What happens when an ordinary guy is suddenly pushed into the rarefied world of Rolls Royce Motor Cars? A dream comes true but then, not all dreams bring you back unscathed
A Rolls-Royce motorcar has seen it all. Greasy streets, creepy traffic and over enthusiastic doormen at corny five-star hotels. Without breaking into beads of Swarovski sweat, for generations it has wafted gently through a vibrant claustrophobia fondly called India. In fact, some say that the idea of the first Rolls-Royce motorcar was forged in the tropical jungles of India when the marque’s co-founder Charles Stewart Rolls visited this country and accompanied Maharajas on their elaborate hunting trips.
Charles was so impressed with the customised motorcars of the royals that he went back to England and wasted no time in teaming up with Henry Royce to form Rolls Royce Motorcars. And so started a journey that has awed many and flattered a select few for over a century.
A Rolls Royce Phantom, which is the flagship model of the brand, costs around Rs 8 crore and above here. Along with its steep price tag, the craftsmanship, aura and heritage of this automobile make it one of the finest cars that money can buy, anywhere in the world.
However, for those who decide to acquire one, the Phantom comes with its own club membership. It is an association that is discreet, private, and at the same time exhilarating. Throw in an equally fine location, such as the beautiful south of France, and the plot is complete. Here is such a story.
The tiny airport at Nice was nothing to write home about apart from the sunny weather cooled by the winds blowing in from the Mediterranean. Burly palm trees waved from craggy cliffs as the who’s who of the world walked, drove and frolicked their way unnoticed through the famous town. A Rolls Royce Ghost whisked me away quietly through the narrow roads. Soon, my chauffeur, lovely in her golden off-shoulder tube dress, and I, reached the gates of one of the most private resorts in the world, Le Cap Estel.
She showed me to the lobby. I noticed Phantoms parked in the driveway. The sheer girth of the car was intimidating, as we would find out the next day.
The night went by quietly. Perched on a private peninsula that juts out sharply into the sea, Cap Estel was aloof in its silence. The folks there said Hollywooders looking for their pound of privacy would stay at Cap Estel. As the fresh lobsters crackled on the fire in the open kitchen by the lawn, I was regaled with tales of the Beatles composing tunes by the pool or Greta Garbo going for her morning walks along the old ramparts that fell steeply into the cold waters shimmering below.

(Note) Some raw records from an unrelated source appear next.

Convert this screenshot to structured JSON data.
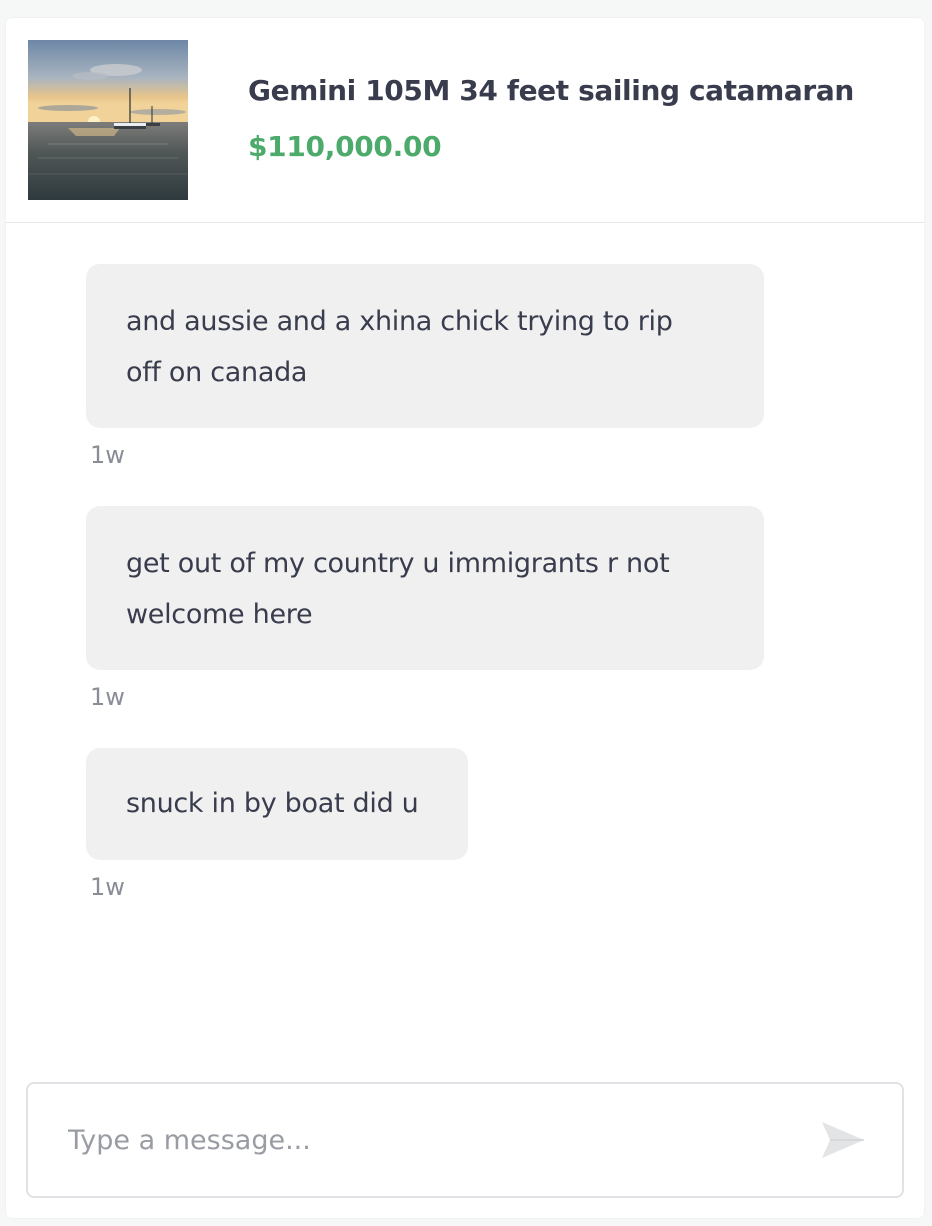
{
  "listing": {
    "image_icon": "catamaran-sunset-photo",
    "title": "Gemini 105M 34 feet sailing catamaran",
    "price": "$110,000.00",
    "price_color": "#4caa6a"
  },
  "messages": [
    {
      "lines": [
        "and aussie and a xhina chick trying to rip",
        "off on canada"
      ],
      "time": "1w"
    },
    {
      "lines": [
        "get out of my country u immigrants r not",
        "welcome here"
      ],
      "time": "1w"
    },
    {
      "lines": [
        "snuck in by boat did u"
      ],
      "time": "1w"
    }
  ],
  "composer": {
    "placeholder": "Type a message...",
    "value": "",
    "send_icon": "send-icon"
  }
}
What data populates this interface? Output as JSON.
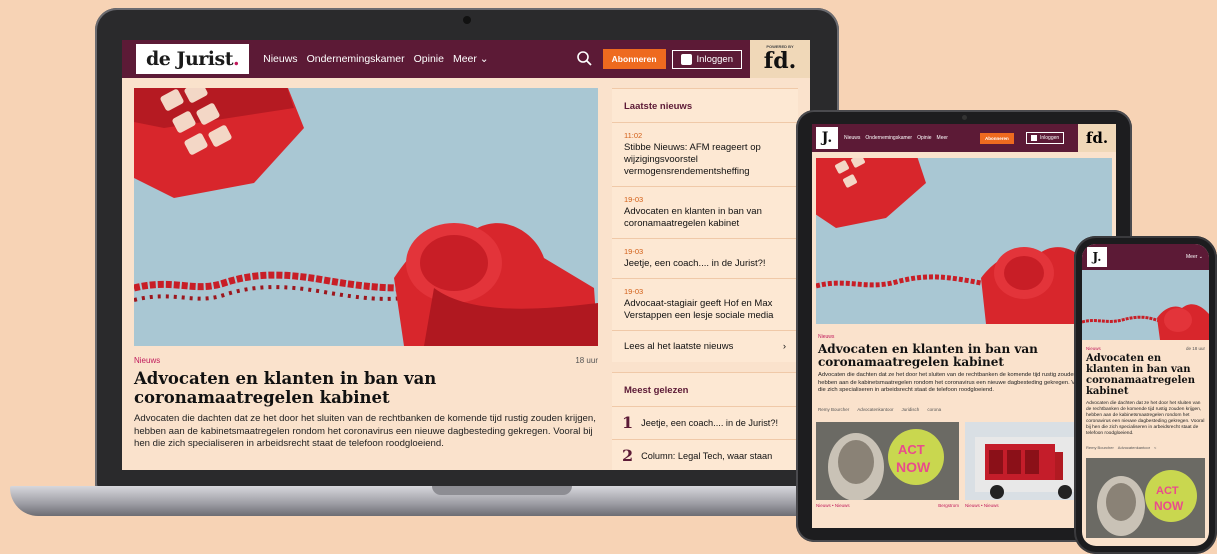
{
  "site": {
    "logo_text": "de Jurist",
    "logo_dot": ".",
    "nav_items": [
      "Nieuws",
      "Ondernemingskamer",
      "Opinie",
      "Meer ⌄"
    ],
    "subscribe_label": "Abonneren",
    "login_label": "Inloggen",
    "partner_logo": "fd.",
    "partner_small": "POWERED BY"
  },
  "article": {
    "tag": "Nieuws",
    "time": "18 uur",
    "headline": "Advocaten en klanten in ban van coronamaatregelen kabinet",
    "lead": "Advocaten die dachten dat ze het door het sluiten van de rechtbanken de komende tijd rustig zouden krijgen, hebben aan de kabinetsmaatregelen rondom het coronavirus een nieuwe dagbesteding gekregen. Vooral bij hen die zich specialiseren in arbeidsrecht staat de telefoon roodgloeiend."
  },
  "latest": {
    "title": "Laatste nieuws",
    "items": [
      {
        "time": "11:02",
        "title": "Stibbe Nieuws: AFM reageert op wijzigingsvoorstel vermogensrendementsheffing"
      },
      {
        "time": "19-03",
        "title": "Advocaten en klanten in ban van coronamaatregelen kabinet"
      },
      {
        "time": "19-03",
        "title": "Jeetje, een coach.... in de Jurist?!"
      },
      {
        "time": "19-03",
        "title": "Advocaat-stagiair geeft Hof en Max Verstappen een lesje sociale media"
      }
    ],
    "more_label": "Lees al het laatste nieuws",
    "more_arrow": "›"
  },
  "most_read": {
    "title": "Meest gelezen",
    "items": [
      {
        "num": "1",
        "title": "Jeetje, een coach.... in de Jurist?!"
      },
      {
        "num": "2",
        "title": "Column: Legal Tech, waar staan"
      }
    ]
  },
  "tablet": {
    "logo": "J.",
    "nav_items": [
      "Nieuws",
      "Ondernemingskamer",
      "Opinie",
      "Meer"
    ],
    "subscribe_label": "Abonneren",
    "login_label": "Inloggen",
    "partner_logo": "fd.",
    "tag": "Nieuws",
    "headline": "Advocaten en klanten in ban van coronamaatregelen kabinet",
    "lead": "Advocaten die dachten dat ze het door het sluiten van de rechtbanken de komende tijd rustig zouden krijgen, hebben aan de kabinetsmaatregelen rondom het coronavirus een nieuwe dagbesteding gekregen. Vooral bij hen die zich specialiseren in arbeidsrecht staat de telefoon roodgloeiend.",
    "meta_tags": [
      "Remy Bourcher",
      "Advocatenkantoor",
      "Juridisch",
      "corona"
    ],
    "share_label": "Delen",
    "card1_meta": "Nieuws • Nieuws",
    "card1_meta_right": "Bergstrom",
    "card2_meta": "Nieuws • Nieuws"
  },
  "phone": {
    "logo": "J.",
    "menu_label": "Meer ⌄",
    "tag": "Nieuws",
    "time": "de 18 uur",
    "headline": "Advocaten en klanten in ban van coronamaatregelen kabinet",
    "lead": "Advocaten die dachten dat ze het door het sluiten van de rechtbanken de komende tijd rustig zouden krijgen, hebben aan de kabinetsmaatregelen rondom het coronavirus een nieuwe dagbesteding gekregen. Vooral bij hen die zich specialiseren in arbeidsrecht staat de telefoon roodgloeiend.",
    "meta_tags": [
      "Remy Bourcher",
      "Advocatenkantoor"
    ]
  },
  "colors": {
    "brand": "#5c1a36",
    "accent": "#ee6a1f",
    "background": "#f7d3b5",
    "page": "#fae2cc"
  }
}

Morning came quick and I found myself strapped into the seat of a white Phantom coupe. We steered the car out of the massive gates. Soon, we were cruising through the picturesque countryside with the sun beating down on the massive leather clad dashboard. I was very curious to know whether a Rolls Royce is as quiet as they say, whether one can hear the tick-tock of the analog clock embedded in the dashboard. But no, at full song the clock could not be heard. All I could hear was the fantastic selection of tracks belted out by the Harman Kardon speakers on board.
A tank designed for the richest man in Saudi Arabia with a super quiet engine—that is how the Rolls Royce Phantom feels on open roads. We drove a lot, though the rich French countryside dotted with fairy tale cottages, over mountains with speeding motorcyclists bearing down upon us at breakneck speed, through lively towns and finally in the evening, exhausted, we were back at Cap Estel.
A quick shower later, we were chauffeured down to the harbour where a couple of J Craft Torpedos lay anchored for us.
A J Craft is a stylish powerboat made in Sweden that costs around Rs 15 crore. For instance, the one I stepped into had a lovely handcrafted Nardi steering wheel, made famous by the legendary Ferrari 250 GTO. The sailor, his face weather beaten by the strong winds and the sun, uncorked a bubbly and we sipped from our unbreakable plastic stems. Life felt good.
I tried my hand at piloting the craft. At full throttle, as the hull smashed back into the waves, I gave up and bravely fought back a wave of nausea. As we powered by the Prince’s Palace of Monaco, the official residence of the prince of Monaco built in 1191 as a fortress, I caught sight of the luxury motor yacht ‘A’ built at a rumoured cost of $300 million for a Russian billionaire and designed by Martin Francis and Philippe Starck. It was just a coincidence that we were headed for A’TREGO, one of the most loved restaurants of the region designed by Starck himself.
Dinner was a heady affair with billionaires walking in with lingerie models on their arms. The famous Casino de Monte-Carlo started in the late 1800s by a shrewd Princess Caroline was a stone’s throw away. As the surf crashed on the rocks, I stood on the wooden deck of the A’TREGO and lit a cigarette. A gorgeous blonde pushed open the door and joined me on the deck. She was quiet. The sea drowned out the laughter and music wafting out of the yellow portholes.